→ **WHAT IS BEING ASKED**
Tally the lines in the listing below that hold the string "JSON", and reply with that tally alone.

→ **DATA RECORDS**
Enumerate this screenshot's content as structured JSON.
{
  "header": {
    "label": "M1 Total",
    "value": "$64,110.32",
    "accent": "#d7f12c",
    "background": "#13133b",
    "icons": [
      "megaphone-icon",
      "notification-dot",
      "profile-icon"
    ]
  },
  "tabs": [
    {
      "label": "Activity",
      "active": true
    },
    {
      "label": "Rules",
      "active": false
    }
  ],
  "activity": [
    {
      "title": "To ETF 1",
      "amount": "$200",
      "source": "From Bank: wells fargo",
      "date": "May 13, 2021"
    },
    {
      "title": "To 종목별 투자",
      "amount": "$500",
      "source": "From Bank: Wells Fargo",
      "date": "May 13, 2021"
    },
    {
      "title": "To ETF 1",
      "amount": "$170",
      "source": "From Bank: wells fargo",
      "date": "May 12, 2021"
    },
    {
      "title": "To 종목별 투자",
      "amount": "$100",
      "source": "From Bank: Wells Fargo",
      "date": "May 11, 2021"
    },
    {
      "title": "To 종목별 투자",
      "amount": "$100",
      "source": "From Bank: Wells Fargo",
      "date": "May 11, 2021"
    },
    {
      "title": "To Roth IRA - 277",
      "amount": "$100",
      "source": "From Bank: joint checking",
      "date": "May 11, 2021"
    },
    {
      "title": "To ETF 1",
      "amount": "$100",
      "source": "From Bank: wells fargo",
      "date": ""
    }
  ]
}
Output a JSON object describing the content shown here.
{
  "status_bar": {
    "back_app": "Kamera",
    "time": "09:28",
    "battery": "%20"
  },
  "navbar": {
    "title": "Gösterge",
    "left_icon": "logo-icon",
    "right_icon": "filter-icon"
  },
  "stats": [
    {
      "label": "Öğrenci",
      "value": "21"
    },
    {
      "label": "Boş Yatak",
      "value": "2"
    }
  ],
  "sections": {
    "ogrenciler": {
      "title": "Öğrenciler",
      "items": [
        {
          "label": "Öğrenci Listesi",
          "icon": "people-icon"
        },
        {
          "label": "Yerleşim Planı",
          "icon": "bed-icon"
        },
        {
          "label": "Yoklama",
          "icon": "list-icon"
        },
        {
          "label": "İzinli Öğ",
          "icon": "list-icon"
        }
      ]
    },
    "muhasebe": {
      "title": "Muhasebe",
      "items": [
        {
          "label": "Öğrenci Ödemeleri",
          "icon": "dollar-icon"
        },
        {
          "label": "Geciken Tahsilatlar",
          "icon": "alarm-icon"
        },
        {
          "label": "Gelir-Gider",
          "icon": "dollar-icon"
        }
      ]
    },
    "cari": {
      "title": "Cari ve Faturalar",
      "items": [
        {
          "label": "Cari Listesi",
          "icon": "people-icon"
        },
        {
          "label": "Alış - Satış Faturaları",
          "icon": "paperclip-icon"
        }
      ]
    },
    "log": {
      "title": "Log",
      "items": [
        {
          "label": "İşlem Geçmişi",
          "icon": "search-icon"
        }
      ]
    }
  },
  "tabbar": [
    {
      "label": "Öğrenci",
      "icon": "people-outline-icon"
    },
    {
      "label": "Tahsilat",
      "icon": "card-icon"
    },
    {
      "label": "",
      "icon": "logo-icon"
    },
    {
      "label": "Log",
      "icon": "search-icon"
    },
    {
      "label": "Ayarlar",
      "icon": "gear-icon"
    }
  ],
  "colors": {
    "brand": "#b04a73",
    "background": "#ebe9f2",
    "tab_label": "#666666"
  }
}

→ **REPLY TO THE EXERCISE**
2